Consider a GT3 track-day special with a ride height 1.2 inches lower than before, specially calibrated electrically assisted steering, 15.0-inch brake rotors front and rear (carbon-ceramics are optional), stronger hubs, and forged-aluminum twenty-inch wheels that wear 245/35YR-20 front and 305/30YR-20 rear Dunlop Sport Maxx Race tires.
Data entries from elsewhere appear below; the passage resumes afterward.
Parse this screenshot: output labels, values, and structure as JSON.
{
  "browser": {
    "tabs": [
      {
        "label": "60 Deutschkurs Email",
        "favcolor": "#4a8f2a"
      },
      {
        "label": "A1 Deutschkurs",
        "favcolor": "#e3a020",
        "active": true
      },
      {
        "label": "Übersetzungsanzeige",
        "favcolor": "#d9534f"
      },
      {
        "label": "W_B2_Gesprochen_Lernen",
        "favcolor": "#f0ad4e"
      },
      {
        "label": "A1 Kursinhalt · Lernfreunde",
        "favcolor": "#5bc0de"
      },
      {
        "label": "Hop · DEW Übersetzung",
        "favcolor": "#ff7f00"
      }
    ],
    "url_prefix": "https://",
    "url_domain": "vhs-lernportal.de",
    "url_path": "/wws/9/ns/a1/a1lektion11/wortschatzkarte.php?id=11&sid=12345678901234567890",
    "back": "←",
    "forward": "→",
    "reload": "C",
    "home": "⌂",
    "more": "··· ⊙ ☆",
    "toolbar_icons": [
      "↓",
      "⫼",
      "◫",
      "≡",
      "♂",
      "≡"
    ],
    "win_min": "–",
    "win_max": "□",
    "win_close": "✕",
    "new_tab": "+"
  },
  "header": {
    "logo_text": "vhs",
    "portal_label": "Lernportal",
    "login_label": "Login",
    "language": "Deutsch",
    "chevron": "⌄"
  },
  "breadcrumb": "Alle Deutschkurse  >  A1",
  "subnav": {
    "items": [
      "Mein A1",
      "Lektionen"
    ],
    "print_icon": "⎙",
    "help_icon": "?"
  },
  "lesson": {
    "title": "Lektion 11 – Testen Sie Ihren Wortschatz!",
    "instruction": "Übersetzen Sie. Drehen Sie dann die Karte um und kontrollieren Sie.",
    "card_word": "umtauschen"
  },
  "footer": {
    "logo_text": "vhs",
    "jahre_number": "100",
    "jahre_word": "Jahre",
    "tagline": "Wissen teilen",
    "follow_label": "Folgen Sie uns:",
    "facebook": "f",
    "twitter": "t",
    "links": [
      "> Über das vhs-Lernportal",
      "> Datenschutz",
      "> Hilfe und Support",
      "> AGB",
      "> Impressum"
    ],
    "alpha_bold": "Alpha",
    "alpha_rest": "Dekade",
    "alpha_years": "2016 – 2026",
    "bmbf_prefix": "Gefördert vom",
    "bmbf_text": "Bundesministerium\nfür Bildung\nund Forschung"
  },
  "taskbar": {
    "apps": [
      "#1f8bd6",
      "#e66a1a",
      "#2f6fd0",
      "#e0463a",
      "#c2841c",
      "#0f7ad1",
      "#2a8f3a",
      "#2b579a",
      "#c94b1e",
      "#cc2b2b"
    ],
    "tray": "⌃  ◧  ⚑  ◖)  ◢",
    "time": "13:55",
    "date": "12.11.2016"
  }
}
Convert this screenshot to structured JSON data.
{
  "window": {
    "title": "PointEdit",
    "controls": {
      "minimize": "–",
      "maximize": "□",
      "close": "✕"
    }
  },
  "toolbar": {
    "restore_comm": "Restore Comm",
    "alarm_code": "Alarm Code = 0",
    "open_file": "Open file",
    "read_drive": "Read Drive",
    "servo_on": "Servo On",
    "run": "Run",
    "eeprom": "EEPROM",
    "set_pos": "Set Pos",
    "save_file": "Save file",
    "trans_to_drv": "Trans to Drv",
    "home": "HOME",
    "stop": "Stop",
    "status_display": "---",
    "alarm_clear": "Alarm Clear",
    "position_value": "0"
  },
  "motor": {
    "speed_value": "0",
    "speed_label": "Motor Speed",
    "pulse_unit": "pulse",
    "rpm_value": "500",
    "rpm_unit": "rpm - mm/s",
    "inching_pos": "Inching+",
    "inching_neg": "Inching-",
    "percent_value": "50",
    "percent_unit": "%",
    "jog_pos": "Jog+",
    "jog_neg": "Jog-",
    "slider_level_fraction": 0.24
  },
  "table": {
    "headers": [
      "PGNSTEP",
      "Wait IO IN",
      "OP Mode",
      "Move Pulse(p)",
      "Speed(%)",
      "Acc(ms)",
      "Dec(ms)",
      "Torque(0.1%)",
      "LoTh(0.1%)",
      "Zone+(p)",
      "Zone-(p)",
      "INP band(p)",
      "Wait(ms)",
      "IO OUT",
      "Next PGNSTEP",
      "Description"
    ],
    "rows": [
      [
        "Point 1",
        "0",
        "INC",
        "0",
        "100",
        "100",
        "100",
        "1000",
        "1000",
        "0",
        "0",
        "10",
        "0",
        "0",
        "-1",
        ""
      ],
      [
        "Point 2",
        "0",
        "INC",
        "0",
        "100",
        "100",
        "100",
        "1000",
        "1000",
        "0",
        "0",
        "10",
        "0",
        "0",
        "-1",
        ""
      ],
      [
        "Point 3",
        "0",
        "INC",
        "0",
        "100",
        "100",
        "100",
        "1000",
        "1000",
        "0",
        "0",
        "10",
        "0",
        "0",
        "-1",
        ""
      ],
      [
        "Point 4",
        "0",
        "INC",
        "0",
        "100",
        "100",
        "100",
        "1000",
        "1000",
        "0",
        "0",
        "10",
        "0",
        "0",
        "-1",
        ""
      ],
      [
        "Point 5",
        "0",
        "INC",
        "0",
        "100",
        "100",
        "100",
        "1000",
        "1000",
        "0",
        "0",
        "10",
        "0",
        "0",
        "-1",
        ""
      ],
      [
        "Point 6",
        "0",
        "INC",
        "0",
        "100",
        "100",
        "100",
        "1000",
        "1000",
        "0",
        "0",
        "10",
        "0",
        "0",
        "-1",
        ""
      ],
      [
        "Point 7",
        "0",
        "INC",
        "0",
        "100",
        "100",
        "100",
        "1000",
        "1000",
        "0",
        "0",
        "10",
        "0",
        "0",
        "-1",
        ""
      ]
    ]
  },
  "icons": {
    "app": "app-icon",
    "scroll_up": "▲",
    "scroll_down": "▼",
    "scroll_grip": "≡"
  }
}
Yet this precise, sure-footed track car is compliant and benign when driven at a leisurely pace.
Now we come to the engine, which dominates this car just as it should in a 911 GT3. This isn’t the old Hans Mezger–designed Porsche Motorsports engine; instead it’s the new Porsche Motorsports engine, based on the standard 991-type flat-six but with a bushel of new parts, including a special crankshaft, titanium connecting rods, forged pistons, special valve rockers, special valves, and even different direct injection. This normally aspirated 3.8-liter unit is a vocal, ferociously resolute powerplant that makes 475 hp at 8250 rpm and 324 lb-ft of torque at 6250 rpm.
Low-end torque is not one of the GT3 engine’s strengths, and it doesn’t run as smoothly as the 911 Carrera’s 9A1 engine. But the superfast throttle response hits you right at that place in your stomach where you can sense courage, respect, and determination. The engine has a different character at each step up the rev ladder to its 9000-rpm redline, and it simply loves to hurtle up and down that steep staircase. In fact, you keep bumping into the fuel cutoff at the redline because of the engine’s willingness to show off its explosive low-friction, free-revving energy.
After a long day, we begin to get a feel for the 911 GT3’s behavior at its limits. The higher-effort steering calibration is reassuring, and although it now turns into bends ludicrously quickly, cornering is no longer followed by that feeling of fluttering coattails at the rear of the car. This newly discovered run-on-rails cornering attitude comes in part from the wider track and the longer wheelbase that all 991-platform Porsche 911s enjoy, as well as the trick four-wheel steering.
While the winged wonder from Weissach might have lost some of its rough edges, it has acquired important new qualities, such as a supreme sense of balance, a higher level of tactility, and creamier behavior at the limit of adhesion. It might be heresy to say this of a Porsche 911 GT3, but it is easier to drive — and we welcome that.
2014 Porsche 911 GT3
- Base Price: $131,350
- Engine: 3.8-liter DOHC 24-valve flat-six
- Horsepower: 475 @ 8,250 rpm
- Torque: 324 lb-ft @ 6,250 rpm
- Transmission: 7-speed automatic
- Drive: Rear-wheel
- L x W x H: 178.9 x 72.9 x 50.0 in
- Curb weight: 3,153 lb